More problematic is an intermittent narrator (Peter Coyote) who meditates in poetic language on the conflicting aesthetics of science and exploration and on the notion that "truth is conjecture." If what he says is helpful in deciphering the film's aesthetics, it also sounds grandiose. This is a film that begins with a printed announcement: "The story is asleep. It dreams." Whatever that means.
The scientist and the artistic explorer are embodied by Ben Foster ("The Messenger") and Lubna Azabal ("Incendies"), an attractive couple with chemistry. Foster plays Will, an American satellite-mapping engineer whose job is to match objects on the ground to satellite photos. Azabal's character, Gadarine, is an Armenian expatriate photographer who has returned to her homeland from abroad following a successful Paris exhibition.

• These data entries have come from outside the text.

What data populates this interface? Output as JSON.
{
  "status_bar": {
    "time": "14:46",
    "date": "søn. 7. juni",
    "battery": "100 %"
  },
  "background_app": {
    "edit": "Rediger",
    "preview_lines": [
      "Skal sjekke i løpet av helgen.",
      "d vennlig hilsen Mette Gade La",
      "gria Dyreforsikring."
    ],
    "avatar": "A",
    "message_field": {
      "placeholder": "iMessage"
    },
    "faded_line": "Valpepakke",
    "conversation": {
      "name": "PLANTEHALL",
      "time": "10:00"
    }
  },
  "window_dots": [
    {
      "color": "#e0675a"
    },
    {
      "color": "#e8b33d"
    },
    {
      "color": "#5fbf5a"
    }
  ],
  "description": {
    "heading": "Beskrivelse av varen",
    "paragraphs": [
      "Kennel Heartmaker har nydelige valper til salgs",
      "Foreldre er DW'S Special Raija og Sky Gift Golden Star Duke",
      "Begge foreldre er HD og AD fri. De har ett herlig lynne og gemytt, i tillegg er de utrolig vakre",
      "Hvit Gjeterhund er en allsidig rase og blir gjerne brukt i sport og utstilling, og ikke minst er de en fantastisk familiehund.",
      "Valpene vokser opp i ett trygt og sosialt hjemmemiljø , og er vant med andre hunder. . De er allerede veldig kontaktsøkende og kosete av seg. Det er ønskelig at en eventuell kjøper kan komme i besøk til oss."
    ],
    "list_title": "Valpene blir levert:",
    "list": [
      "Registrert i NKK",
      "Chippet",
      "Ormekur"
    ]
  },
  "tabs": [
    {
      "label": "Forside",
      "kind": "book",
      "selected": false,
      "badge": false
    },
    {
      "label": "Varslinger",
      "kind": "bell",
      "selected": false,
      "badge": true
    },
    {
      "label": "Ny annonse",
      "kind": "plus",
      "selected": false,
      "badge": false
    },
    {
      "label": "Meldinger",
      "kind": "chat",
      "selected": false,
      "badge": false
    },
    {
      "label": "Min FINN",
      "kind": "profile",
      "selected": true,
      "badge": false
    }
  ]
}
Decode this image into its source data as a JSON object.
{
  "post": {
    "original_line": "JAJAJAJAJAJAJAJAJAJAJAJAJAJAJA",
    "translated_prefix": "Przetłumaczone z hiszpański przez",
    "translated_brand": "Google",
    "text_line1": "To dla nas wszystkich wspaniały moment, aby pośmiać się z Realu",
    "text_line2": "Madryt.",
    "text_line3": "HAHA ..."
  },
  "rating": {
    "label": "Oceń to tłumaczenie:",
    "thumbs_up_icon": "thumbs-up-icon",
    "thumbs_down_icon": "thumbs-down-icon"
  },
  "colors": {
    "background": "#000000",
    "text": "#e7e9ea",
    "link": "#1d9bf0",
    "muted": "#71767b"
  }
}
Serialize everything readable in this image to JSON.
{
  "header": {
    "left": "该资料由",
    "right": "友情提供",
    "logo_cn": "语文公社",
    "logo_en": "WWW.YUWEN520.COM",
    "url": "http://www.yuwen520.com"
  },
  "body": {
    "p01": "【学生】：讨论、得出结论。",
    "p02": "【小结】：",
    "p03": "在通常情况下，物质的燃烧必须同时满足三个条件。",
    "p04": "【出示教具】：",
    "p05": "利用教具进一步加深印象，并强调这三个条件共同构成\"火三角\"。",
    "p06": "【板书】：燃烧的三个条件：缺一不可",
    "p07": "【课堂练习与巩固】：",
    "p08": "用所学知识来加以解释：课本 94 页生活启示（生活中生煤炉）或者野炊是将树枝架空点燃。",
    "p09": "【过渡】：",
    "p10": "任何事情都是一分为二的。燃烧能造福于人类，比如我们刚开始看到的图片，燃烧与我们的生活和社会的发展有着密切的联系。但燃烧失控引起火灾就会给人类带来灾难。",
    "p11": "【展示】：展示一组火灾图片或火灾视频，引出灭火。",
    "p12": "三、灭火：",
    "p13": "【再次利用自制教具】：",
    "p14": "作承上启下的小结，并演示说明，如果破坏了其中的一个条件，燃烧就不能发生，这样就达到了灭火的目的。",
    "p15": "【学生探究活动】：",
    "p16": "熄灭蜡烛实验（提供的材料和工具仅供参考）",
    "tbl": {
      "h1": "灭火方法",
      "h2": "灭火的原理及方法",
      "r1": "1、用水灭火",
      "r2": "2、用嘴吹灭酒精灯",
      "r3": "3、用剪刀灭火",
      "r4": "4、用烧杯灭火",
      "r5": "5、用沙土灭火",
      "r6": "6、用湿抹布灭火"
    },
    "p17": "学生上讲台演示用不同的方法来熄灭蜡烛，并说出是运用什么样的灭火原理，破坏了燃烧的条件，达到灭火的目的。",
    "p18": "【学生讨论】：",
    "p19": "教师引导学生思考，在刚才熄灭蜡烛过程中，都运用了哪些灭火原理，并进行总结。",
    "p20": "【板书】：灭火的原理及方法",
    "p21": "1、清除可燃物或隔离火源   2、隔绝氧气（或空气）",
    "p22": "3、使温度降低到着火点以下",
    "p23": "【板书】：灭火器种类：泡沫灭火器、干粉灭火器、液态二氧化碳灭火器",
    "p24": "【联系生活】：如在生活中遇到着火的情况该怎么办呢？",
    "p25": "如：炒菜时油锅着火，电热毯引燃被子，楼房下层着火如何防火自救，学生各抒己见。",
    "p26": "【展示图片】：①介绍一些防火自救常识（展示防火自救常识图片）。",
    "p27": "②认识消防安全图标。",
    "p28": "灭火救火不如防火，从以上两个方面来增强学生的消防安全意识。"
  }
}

They ultimately clash when Gadarine accuses Will of skimming the surface of the world while gathering geographic data that will be used for corporate exploitation of Armenian resources. In her pictures, she is trying to preserve the moment and the sense of place that his work is helping to erase.
"Here," to its detriment, never builds its ideas into a cohesive vision. The screenplay too often wanders off into poetic vagueness. But visually, "Here," filmed by Lol Crowley, is still a stunner.